- [What is required]: Please copy out each line of the listing that contains the word "reply".

- [Data supplied]:
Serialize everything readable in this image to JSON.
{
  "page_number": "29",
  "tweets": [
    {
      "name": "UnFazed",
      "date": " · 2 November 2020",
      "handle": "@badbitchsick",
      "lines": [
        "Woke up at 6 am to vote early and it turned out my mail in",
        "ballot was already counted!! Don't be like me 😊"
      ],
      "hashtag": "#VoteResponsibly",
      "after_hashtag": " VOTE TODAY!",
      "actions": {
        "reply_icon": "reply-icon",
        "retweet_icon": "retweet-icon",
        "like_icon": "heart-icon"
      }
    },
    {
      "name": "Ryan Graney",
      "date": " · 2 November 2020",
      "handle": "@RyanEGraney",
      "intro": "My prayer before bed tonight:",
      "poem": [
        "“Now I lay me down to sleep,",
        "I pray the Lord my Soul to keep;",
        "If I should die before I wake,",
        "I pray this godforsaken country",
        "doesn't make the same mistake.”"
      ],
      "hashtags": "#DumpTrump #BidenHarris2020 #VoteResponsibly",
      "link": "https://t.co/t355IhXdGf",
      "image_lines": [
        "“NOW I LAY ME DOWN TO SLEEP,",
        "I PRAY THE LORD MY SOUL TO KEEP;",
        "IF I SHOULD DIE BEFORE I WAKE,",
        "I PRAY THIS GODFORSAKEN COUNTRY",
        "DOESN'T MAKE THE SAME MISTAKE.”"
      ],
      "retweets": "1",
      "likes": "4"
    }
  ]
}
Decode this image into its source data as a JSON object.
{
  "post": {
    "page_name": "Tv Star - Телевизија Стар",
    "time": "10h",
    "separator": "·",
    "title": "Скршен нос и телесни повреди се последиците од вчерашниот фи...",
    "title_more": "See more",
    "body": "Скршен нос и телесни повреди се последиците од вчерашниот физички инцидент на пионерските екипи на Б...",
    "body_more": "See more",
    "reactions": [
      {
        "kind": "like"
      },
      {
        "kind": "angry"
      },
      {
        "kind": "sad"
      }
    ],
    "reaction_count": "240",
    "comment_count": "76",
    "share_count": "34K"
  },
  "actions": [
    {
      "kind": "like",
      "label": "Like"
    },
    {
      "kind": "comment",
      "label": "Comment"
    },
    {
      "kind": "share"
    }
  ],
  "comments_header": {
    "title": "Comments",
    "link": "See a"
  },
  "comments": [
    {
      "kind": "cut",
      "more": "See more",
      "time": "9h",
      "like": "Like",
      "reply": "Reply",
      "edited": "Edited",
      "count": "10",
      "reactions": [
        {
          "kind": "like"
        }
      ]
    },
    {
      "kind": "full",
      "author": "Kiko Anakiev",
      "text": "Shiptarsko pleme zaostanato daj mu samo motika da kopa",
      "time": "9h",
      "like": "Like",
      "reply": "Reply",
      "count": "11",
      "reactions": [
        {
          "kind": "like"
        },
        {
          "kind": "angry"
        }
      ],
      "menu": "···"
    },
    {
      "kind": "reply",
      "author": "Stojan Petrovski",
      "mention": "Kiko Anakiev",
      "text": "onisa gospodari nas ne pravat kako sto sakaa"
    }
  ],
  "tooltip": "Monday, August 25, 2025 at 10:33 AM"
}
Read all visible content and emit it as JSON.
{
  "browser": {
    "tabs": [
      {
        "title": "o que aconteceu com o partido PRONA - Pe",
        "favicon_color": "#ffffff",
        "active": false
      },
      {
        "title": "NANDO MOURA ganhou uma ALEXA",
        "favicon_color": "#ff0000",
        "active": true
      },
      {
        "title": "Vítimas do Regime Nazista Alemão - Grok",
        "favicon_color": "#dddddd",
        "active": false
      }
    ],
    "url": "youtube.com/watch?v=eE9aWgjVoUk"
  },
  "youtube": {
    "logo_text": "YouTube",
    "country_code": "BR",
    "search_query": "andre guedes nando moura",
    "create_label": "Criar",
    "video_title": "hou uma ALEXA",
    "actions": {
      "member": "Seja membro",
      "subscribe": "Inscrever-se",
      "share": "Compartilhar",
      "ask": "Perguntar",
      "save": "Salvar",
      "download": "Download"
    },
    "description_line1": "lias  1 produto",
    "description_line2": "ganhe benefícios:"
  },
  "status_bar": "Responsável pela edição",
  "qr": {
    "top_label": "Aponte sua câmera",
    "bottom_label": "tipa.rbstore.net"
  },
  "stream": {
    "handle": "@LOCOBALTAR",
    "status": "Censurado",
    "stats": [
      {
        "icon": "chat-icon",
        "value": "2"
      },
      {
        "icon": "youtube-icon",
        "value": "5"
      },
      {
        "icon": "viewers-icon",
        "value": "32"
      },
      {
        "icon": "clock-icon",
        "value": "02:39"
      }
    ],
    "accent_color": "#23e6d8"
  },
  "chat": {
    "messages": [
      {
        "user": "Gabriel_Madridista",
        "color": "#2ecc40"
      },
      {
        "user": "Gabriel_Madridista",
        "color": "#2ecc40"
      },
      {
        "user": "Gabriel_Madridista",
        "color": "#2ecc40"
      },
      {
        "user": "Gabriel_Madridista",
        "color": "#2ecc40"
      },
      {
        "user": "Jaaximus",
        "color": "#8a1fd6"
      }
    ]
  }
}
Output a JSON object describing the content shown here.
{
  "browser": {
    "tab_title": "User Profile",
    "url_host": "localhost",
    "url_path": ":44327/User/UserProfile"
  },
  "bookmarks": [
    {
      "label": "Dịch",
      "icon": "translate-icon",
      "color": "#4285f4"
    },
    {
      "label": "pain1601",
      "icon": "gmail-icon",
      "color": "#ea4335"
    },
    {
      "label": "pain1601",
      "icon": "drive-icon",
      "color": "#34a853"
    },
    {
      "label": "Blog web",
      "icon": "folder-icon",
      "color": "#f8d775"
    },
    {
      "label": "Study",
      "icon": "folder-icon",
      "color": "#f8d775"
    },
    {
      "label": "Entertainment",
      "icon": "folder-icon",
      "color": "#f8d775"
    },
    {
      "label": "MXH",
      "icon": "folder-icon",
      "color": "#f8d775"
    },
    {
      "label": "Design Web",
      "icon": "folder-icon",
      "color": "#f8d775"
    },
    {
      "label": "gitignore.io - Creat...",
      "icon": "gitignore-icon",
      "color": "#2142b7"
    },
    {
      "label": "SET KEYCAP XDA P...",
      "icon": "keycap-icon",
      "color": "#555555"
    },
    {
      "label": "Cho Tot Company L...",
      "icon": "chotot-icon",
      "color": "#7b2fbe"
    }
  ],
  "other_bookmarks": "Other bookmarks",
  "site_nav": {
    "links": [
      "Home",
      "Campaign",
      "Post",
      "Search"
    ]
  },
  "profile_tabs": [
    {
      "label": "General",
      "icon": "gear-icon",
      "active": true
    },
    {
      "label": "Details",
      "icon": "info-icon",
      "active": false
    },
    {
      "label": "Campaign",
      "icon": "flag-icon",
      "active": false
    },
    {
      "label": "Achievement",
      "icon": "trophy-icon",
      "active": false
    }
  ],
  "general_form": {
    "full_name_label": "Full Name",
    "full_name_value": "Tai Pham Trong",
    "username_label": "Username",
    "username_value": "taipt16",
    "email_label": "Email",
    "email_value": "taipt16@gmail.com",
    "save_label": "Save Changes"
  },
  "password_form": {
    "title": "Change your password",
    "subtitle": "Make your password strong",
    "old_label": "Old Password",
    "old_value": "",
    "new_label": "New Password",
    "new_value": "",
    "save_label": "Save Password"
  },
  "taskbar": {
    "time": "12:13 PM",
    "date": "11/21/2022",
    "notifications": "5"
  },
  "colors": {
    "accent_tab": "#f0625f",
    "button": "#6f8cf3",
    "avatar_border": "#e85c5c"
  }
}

- [Finished task]:
        "reply_icon": "reply-icon",
      "reply": "Reply",
      "reply": "Reply",
      "kind": "reply",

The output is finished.